In the summer of 2020, Safiah watched in agony as her son, Sultan, became acutely malnourished. Severe acute malnutrition – or SAM – is one of the most dangerous forms of hunger. Safiah’s husband, Arafat, was struggling to find work at the time as COVID-19 ravaged war-torn Yemen and the family could barely afford two meals a day.
At a mere 13 months, baby Sultan was at risk of losing his future. Fortunately, Sultan’s family lives near a nutrition clinic supported by the United Nations World Food Programme (WFP).
Safiah and Arafat took Sultan to the clinic where he was enrolled in the malnutrition treatment program. With regular nutrition support, Sultan’s health slowly began to improve.
By September 2020, he was classed as a case of moderate acute malnutrition – an improved state but still a serious form of malnutrition that can impair a child’s physical and cognitive development. By early 2021, his health was full recovered and, to his parents’ great relief, was discharged from the program.
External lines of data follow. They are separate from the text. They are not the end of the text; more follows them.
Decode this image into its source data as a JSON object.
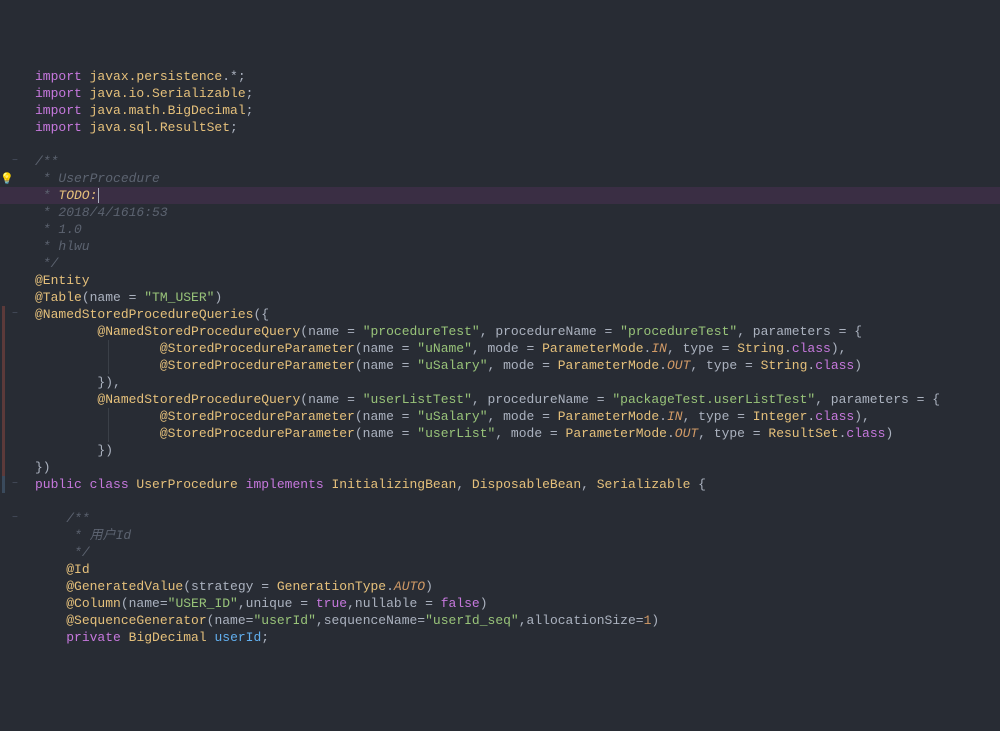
{
  "lines": [
    {
      "gutter": "",
      "fold": "",
      "content": [
        {
          "c": "kw",
          "t": "import "
        },
        {
          "c": "cls",
          "t": "javax.persistence"
        },
        {
          "c": "punct",
          "t": ".*;"
        }
      ],
      "indent": 0
    },
    {
      "gutter": "",
      "fold": "",
      "content": [
        {
          "c": "kw",
          "t": "import "
        },
        {
          "c": "cls",
          "t": "java.io.Serializable"
        },
        {
          "c": "punct",
          "t": ";"
        }
      ],
      "indent": 0
    },
    {
      "gutter": "",
      "fold": "",
      "content": [
        {
          "c": "kw",
          "t": "import "
        },
        {
          "c": "cls",
          "t": "java.math.BigDecimal"
        },
        {
          "c": "punct",
          "t": ";"
        }
      ],
      "indent": 0
    },
    {
      "gutter": "",
      "fold": "",
      "content": [
        {
          "c": "kw",
          "t": "import "
        },
        {
          "c": "cls",
          "t": "java.sql.ResultSet"
        },
        {
          "c": "punct",
          "t": ";"
        }
      ],
      "indent": 0
    },
    {
      "gutter": "",
      "fold": "",
      "content": [],
      "indent": 0
    },
    {
      "gutter": "",
      "fold": "−",
      "content": [
        {
          "c": "com",
          "t": "/**"
        }
      ],
      "indent": 0
    },
    {
      "gutter": "bulb",
      "fold": "",
      "content": [
        {
          "c": "com",
          "t": " * UserProcedure"
        }
      ],
      "indent": 0
    },
    {
      "gutter": "",
      "fold": "",
      "content": [
        {
          "c": "com",
          "t": " * "
        },
        {
          "c": "todo",
          "t": "TODO:"
        }
      ],
      "indent": 0,
      "hl": true,
      "caret": true
    },
    {
      "gutter": "",
      "fold": "",
      "content": [
        {
          "c": "com",
          "t": " * 2018/4/1616:53"
        }
      ],
      "indent": 0
    },
    {
      "gutter": "",
      "fold": "",
      "content": [
        {
          "c": "com",
          "t": " * 1.0"
        }
      ],
      "indent": 0
    },
    {
      "gutter": "",
      "fold": "",
      "content": [
        {
          "c": "com",
          "t": " * hlwu"
        }
      ],
      "indent": 0
    },
    {
      "gutter": "",
      "fold": "",
      "content": [
        {
          "c": "com",
          "t": " */"
        }
      ],
      "indent": 0
    },
    {
      "gutter": "",
      "fold": "",
      "content": [
        {
          "c": "ann",
          "t": "@Entity"
        }
      ],
      "indent": 0
    },
    {
      "gutter": "",
      "fold": "",
      "content": [
        {
          "c": "ann",
          "t": "@Table"
        },
        {
          "c": "punct",
          "t": "(name = "
        },
        {
          "c": "str",
          "t": "\"TM_USER\""
        },
        {
          "c": "punct",
          "t": ")"
        }
      ],
      "indent": 0
    },
    {
      "gutter": "red",
      "fold": "−",
      "content": [
        {
          "c": "ann",
          "t": "@NamedStoredProcedureQueries"
        },
        {
          "c": "punct",
          "t": "({"
        }
      ],
      "indent": 0
    },
    {
      "gutter": "red",
      "fold": "",
      "content": [
        {
          "c": "ann",
          "t": "@NamedStoredProcedureQuery"
        },
        {
          "c": "punct",
          "t": "(name = "
        },
        {
          "c": "str",
          "t": "\"procedureTest\""
        },
        {
          "c": "punct",
          "t": ", procedureName = "
        },
        {
          "c": "str",
          "t": "\"procedureTest\""
        },
        {
          "c": "punct",
          "t": ", parameters = {"
        }
      ],
      "indent": 8
    },
    {
      "gutter": "red",
      "fold": "",
      "content": [
        {
          "c": "ann",
          "t": "@StoredProcedureParameter"
        },
        {
          "c": "punct",
          "t": "(name = "
        },
        {
          "c": "str",
          "t": "\"uName\""
        },
        {
          "c": "punct",
          "t": ", mode = "
        },
        {
          "c": "cls",
          "t": "ParameterMode"
        },
        {
          "c": "punct",
          "t": "."
        },
        {
          "c": "const",
          "t": "IN"
        },
        {
          "c": "punct",
          "t": ", type = "
        },
        {
          "c": "cls",
          "t": "String"
        },
        {
          "c": "punct",
          "t": "."
        },
        {
          "c": "kw",
          "t": "class"
        },
        {
          "c": "punct",
          "t": "),"
        }
      ],
      "indent": 16,
      "guide": [
        88
      ]
    },
    {
      "gutter": "red",
      "fold": "",
      "content": [
        {
          "c": "ann",
          "t": "@StoredProcedureParameter"
        },
        {
          "c": "punct",
          "t": "(name = "
        },
        {
          "c": "str",
          "t": "\"uSalary\""
        },
        {
          "c": "punct",
          "t": ", mode = "
        },
        {
          "c": "cls",
          "t": "ParameterMode"
        },
        {
          "c": "punct",
          "t": "."
        },
        {
          "c": "const",
          "t": "OUT"
        },
        {
          "c": "punct",
          "t": ", type = "
        },
        {
          "c": "cls",
          "t": "String"
        },
        {
          "c": "punct",
          "t": "."
        },
        {
          "c": "kw",
          "t": "class"
        },
        {
          "c": "punct",
          "t": ")"
        }
      ],
      "indent": 16,
      "guide": [
        88
      ]
    },
    {
      "gutter": "red",
      "fold": "",
      "content": [
        {
          "c": "punct",
          "t": "}),"
        }
      ],
      "indent": 8
    },
    {
      "gutter": "red",
      "fold": "",
      "content": [
        {
          "c": "ann",
          "t": "@NamedStoredProcedureQuery"
        },
        {
          "c": "punct",
          "t": "(name = "
        },
        {
          "c": "str",
          "t": "\"userListTest\""
        },
        {
          "c": "punct",
          "t": ", procedureName = "
        },
        {
          "c": "str",
          "t": "\"packageTest.userListTest\""
        },
        {
          "c": "punct",
          "t": ", parameters = {"
        }
      ],
      "indent": 8
    },
    {
      "gutter": "red",
      "fold": "",
      "content": [
        {
          "c": "ann",
          "t": "@StoredProcedureParameter"
        },
        {
          "c": "punct",
          "t": "(name = "
        },
        {
          "c": "str",
          "t": "\"uSalary\""
        },
        {
          "c": "punct",
          "t": ", mode = "
        },
        {
          "c": "cls",
          "t": "ParameterMode"
        },
        {
          "c": "punct",
          "t": "."
        },
        {
          "c": "const",
          "t": "IN"
        },
        {
          "c": "punct",
          "t": ", type = "
        },
        {
          "c": "cls",
          "t": "Integer"
        },
        {
          "c": "punct",
          "t": "."
        },
        {
          "c": "kw",
          "t": "class"
        },
        {
          "c": "punct",
          "t": "),"
        }
      ],
      "indent": 16,
      "guide": [
        88
      ]
    },
    {
      "gutter": "red",
      "fold": "",
      "content": [
        {
          "c": "ann",
          "t": "@StoredProcedureParameter"
        },
        {
          "c": "punct",
          "t": "(name = "
        },
        {
          "c": "str",
          "t": "\"userList\""
        },
        {
          "c": "punct",
          "t": ", mode = "
        },
        {
          "c": "cls",
          "t": "ParameterMode"
        },
        {
          "c": "punct",
          "t": "."
        },
        {
          "c": "const",
          "t": "OUT"
        },
        {
          "c": "punct",
          "t": ", type = "
        },
        {
          "c": "cls",
          "t": "ResultSet"
        },
        {
          "c": "punct",
          "t": "."
        },
        {
          "c": "kw",
          "t": "class"
        },
        {
          "c": "punct",
          "t": ")"
        }
      ],
      "indent": 16,
      "guide": [
        88
      ]
    },
    {
      "gutter": "red",
      "fold": "",
      "content": [
        {
          "c": "punct",
          "t": "})"
        }
      ],
      "indent": 8
    },
    {
      "gutter": "red",
      "fold": "",
      "content": [
        {
          "c": "punct",
          "t": "})"
        }
      ],
      "indent": 0
    },
    {
      "gutter": "blue",
      "fold": "−",
      "content": [
        {
          "c": "kw",
          "t": "public class "
        },
        {
          "c": "cls",
          "t": "UserProcedure"
        },
        {
          "c": "punct",
          "t": " "
        },
        {
          "c": "kw",
          "t": "implements"
        },
        {
          "c": "punct",
          "t": " "
        },
        {
          "c": "cls",
          "t": "InitializingBean"
        },
        {
          "c": "punct",
          "t": ", "
        },
        {
          "c": "cls",
          "t": "DisposableBean"
        },
        {
          "c": "punct",
          "t": ", "
        },
        {
          "c": "cls",
          "t": "Serializable"
        },
        {
          "c": "punct",
          "t": " {"
        }
      ],
      "indent": 0
    },
    {
      "gutter": "",
      "fold": "",
      "content": [],
      "indent": 0
    },
    {
      "gutter": "",
      "fold": "−",
      "content": [
        {
          "c": "com",
          "t": "/**"
        }
      ],
      "indent": 4
    },
    {
      "gutter": "",
      "fold": "",
      "content": [
        {
          "c": "com",
          "t": " * 用户Id"
        }
      ],
      "indent": 4
    },
    {
      "gutter": "",
      "fold": "",
      "content": [
        {
          "c": "com",
          "t": " */"
        }
      ],
      "indent": 4
    },
    {
      "gutter": "",
      "fold": "",
      "content": [
        {
          "c": "ann",
          "t": "@Id"
        }
      ],
      "indent": 4
    },
    {
      "gutter": "",
      "fold": "",
      "content": [
        {
          "c": "ann",
          "t": "@GeneratedValue"
        },
        {
          "c": "punct",
          "t": "(strategy = "
        },
        {
          "c": "cls",
          "t": "GenerationType"
        },
        {
          "c": "punct",
          "t": "."
        },
        {
          "c": "const",
          "t": "AUTO"
        },
        {
          "c": "punct",
          "t": ")"
        }
      ],
      "indent": 4
    },
    {
      "gutter": "",
      "fold": "",
      "content": [
        {
          "c": "ann",
          "t": "@Column"
        },
        {
          "c": "punct",
          "t": "(name="
        },
        {
          "c": "str",
          "t": "\"USER_ID\""
        },
        {
          "c": "punct",
          "t": ",unique = "
        },
        {
          "c": "kw",
          "t": "true"
        },
        {
          "c": "punct",
          "t": ",nullable = "
        },
        {
          "c": "kw",
          "t": "false"
        },
        {
          "c": "punct",
          "t": ")"
        }
      ],
      "indent": 4
    },
    {
      "gutter": "",
      "fold": "",
      "content": [
        {
          "c": "ann",
          "t": "@SequenceGenerator"
        },
        {
          "c": "punct",
          "t": "(name="
        },
        {
          "c": "str",
          "t": "\"userId\""
        },
        {
          "c": "punct",
          "t": ",sequenceName="
        },
        {
          "c": "str",
          "t": "\"userId_seq\""
        },
        {
          "c": "punct",
          "t": ",allocationSize="
        },
        {
          "c": "num",
          "t": "1"
        },
        {
          "c": "punct",
          "t": ")"
        }
      ],
      "indent": 4
    },
    {
      "gutter": "",
      "fold": "",
      "content": [
        {
          "c": "kw",
          "t": "private "
        },
        {
          "c": "cls",
          "t": "BigDecimal"
        },
        {
          "c": "punct",
          "t": " "
        },
        {
          "c": "fn",
          "t": "userId"
        },
        {
          "c": "punct",
          "t": ";"
        }
      ],
      "indent": 4
    }
  ]
}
“When the doctor told me that my son had recovered I was relieved and very happy,” said Safiah. “At that moment, I wanted to hug my son tightly and now he laughs with me. Now, thank God that he is well, and I sleep at night a little bit.”
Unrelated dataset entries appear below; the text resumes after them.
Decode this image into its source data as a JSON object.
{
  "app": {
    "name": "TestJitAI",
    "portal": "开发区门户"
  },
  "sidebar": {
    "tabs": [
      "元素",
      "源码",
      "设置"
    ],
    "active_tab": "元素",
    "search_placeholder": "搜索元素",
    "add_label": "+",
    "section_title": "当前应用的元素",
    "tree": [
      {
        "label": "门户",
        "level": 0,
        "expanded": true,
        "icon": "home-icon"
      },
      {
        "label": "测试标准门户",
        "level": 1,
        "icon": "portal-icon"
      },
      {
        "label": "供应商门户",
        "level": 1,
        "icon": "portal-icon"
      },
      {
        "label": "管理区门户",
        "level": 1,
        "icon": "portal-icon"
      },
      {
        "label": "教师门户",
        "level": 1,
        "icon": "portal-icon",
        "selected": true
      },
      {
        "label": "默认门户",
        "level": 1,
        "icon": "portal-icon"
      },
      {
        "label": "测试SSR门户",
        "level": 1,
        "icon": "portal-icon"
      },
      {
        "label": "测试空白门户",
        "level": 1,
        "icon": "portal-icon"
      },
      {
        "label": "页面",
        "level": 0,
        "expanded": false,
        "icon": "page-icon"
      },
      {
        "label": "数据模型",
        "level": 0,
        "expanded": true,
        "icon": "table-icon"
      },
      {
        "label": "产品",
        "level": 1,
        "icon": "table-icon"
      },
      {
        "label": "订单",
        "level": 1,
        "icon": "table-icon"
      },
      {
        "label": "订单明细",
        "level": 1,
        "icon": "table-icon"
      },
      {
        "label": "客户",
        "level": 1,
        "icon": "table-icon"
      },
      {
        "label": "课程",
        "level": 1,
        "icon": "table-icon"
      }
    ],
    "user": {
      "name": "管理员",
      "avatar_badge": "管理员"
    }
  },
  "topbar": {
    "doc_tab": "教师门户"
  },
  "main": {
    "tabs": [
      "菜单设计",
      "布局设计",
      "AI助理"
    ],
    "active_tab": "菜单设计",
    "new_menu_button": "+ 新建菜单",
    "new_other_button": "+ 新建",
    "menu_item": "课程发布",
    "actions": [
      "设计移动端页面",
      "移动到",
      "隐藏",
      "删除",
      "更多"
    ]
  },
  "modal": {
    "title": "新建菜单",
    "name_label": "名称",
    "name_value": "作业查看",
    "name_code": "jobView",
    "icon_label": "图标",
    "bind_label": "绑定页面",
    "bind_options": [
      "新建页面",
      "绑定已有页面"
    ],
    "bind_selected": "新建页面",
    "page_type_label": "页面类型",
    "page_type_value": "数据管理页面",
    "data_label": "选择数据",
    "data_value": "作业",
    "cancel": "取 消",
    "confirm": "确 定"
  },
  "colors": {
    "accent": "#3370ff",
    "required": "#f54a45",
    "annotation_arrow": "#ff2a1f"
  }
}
The threat to Sultan and his siblings remains, however. A critical shortage of funds means the U.N. World Food Programme can only provide the family with food assistance every two months instead of the usual one. Their meals of flour, dried beans, oil, sugar and salt last an average of four weeks.
Sultan also receives a peanut-based, ready-to-eat nutritional supplement bar, to make sure he doesn’t relapse and become malnourished again.
“If I have money, I start by buying food before anything else. Food such as vegetables, rice, fish,” explained Arafat. “I care about [my family] as much as I can, more than I care about myself.
Yemen today stands on the precipice, with six years of conflict taking a devastating toll on millions of people. A total 50,000 are facing famine-like conditions, with 5 million a mere step away from this worst-case scenario. A further 11 million people are facing crisis levels of hunger. In 2021, around half of all children under 5 in Yemen – 2.3 million – are projected to face acute malnutrition like Sultan.
The greatest concern Arafat and Safiah have is the health of their youngest and most vulnerable child. They want to be able to look ahead and take it for granted that Sultan will be assured of his next meal – and of his future.
Safiah also worries for her children’s education and future prospects. Her own mother supported her through high school, and she hopes she can do the same for her children, who are now attending school again. Sultan will join them when he’s old enough.
“I studied and graduated from secondary school, but I wish that my children fulfil what I could not achieve,” she added. ”That is, they graduate and finish university and recompense us for the pain we have had.”
In 2019, famine was averted in Yemen thanks to humanitarian aid agencies and donors stepping up to meet the challenge. With enough support and resources, we can prevent it again.